Law firms rarely discuss their data collection, storage and destruction policies with clients. Some fee agreements include only a line or two about “electronic data” and destruction after a specified number of years.

Best practice: A firm can minimize a client’s concerns by having the discussion during the engagement process. Telling the client you are requesting a minimum of personal information and that it is (or is not) encrypted, for example, gives the client the opportunity to express any concerns and ask questions up front. An ounce of prevention.

3. Keeping outdated, incomplete or inaccurate client personal information.

Law firms often rely on the client to update personal information in the firm’s file. When the lawyer becomes aware of a change, often the “old” information is kept even if it has become irrelevant.

Best practice: Have a policy to ask clients whether any update to personal information is needed. (think doctor’s office) Destroy irrelevant information immediately. Have a system in place to periodically check the accuracy of personal information. Review information to make sure it is complete, relevant and accurate.

4. Failing to keep client personal information secure.

It’s hard work to keep up with the continuing changes in technology. What was secure yesterday may have changed today and law firms that don’t stay aware are putting client’s personal information at risk.
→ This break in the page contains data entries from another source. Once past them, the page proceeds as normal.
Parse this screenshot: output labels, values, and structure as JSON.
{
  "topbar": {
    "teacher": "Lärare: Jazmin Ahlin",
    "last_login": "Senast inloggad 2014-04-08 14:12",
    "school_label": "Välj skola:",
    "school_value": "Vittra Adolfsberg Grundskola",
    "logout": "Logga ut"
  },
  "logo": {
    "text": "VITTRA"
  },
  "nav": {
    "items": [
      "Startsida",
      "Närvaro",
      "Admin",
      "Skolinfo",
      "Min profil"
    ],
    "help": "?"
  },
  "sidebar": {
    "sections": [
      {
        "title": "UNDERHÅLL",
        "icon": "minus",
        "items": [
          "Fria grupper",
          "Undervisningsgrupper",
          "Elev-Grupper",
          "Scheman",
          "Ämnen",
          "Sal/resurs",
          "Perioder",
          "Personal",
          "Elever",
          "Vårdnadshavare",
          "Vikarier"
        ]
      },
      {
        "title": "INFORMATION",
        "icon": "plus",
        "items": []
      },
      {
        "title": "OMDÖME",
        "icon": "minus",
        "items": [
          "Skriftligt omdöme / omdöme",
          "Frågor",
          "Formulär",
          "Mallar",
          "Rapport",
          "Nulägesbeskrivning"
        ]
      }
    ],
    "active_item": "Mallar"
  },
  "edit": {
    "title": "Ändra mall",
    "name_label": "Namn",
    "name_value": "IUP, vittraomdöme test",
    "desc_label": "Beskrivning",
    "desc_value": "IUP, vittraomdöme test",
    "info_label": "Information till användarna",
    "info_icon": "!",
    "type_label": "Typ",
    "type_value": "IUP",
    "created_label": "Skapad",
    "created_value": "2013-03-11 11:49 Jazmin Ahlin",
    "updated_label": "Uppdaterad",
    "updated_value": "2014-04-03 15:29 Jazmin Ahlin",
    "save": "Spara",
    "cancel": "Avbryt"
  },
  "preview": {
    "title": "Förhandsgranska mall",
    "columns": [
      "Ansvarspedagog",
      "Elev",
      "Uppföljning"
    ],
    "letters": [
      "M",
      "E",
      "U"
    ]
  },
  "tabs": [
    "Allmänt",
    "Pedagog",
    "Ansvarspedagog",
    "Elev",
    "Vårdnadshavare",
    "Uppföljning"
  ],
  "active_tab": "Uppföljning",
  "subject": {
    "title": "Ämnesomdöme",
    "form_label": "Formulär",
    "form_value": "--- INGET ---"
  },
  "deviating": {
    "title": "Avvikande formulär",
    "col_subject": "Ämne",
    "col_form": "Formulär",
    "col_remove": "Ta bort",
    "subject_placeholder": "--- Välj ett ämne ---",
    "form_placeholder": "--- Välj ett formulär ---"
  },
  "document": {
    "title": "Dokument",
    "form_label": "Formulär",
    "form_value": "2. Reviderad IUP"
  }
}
What lawyers don’t know about technology and data security can be their Achilles’ heal.

Best practice: Security decisions are the lawyer’s responsibility. If your firm has an IT department or person, communicate and understand what is said. If you are a solo practitioner or a small firm, become competent at data security or hire an attorney or firm to advise you. Make sure staff are trained about privacy and security. Periodically assess firm practices and look for holes.

5. Failing to encrypt client personal information.

Encryption is a subject that is not easily understood (by definition) so law firms tend to avoid it. A firm may have not considered that its phone bill, for example, contains a wealth of information. Hacked unencrypted client statements can reveal client secrets and the firm’s strategies. A subpoena can reach saved text messages and emails.

Best practice: Beyond using private servers and VPNs (Virtual Private Network) to sign on remotely, think about other interactions that are outside of that system. There are solutions like VaporStream that encrypt (end-to-end) and shred text messages. There are free email encryption options like Virtru to ensure that an encrypted email is delivered to the right recipient. Review all forms of client communication and secure them. Make sure staff is on board.

Rules of Professional Conduct/Responsibility require that lawyers take reasonable steps to keep client information safe. As we’ve seen recently, even the biggest organizations are subject to attack. Lawyers are trusted to keep client’s confidences. Keeping data safe is just one more way lawyers do that.

Susan Kayler practices in the area of Privacy and Technology Law and provides firms, individuals and businesses with privacy assessments, data breach plans and information technology best practices. Contact her at susan@kaylerlaw.com.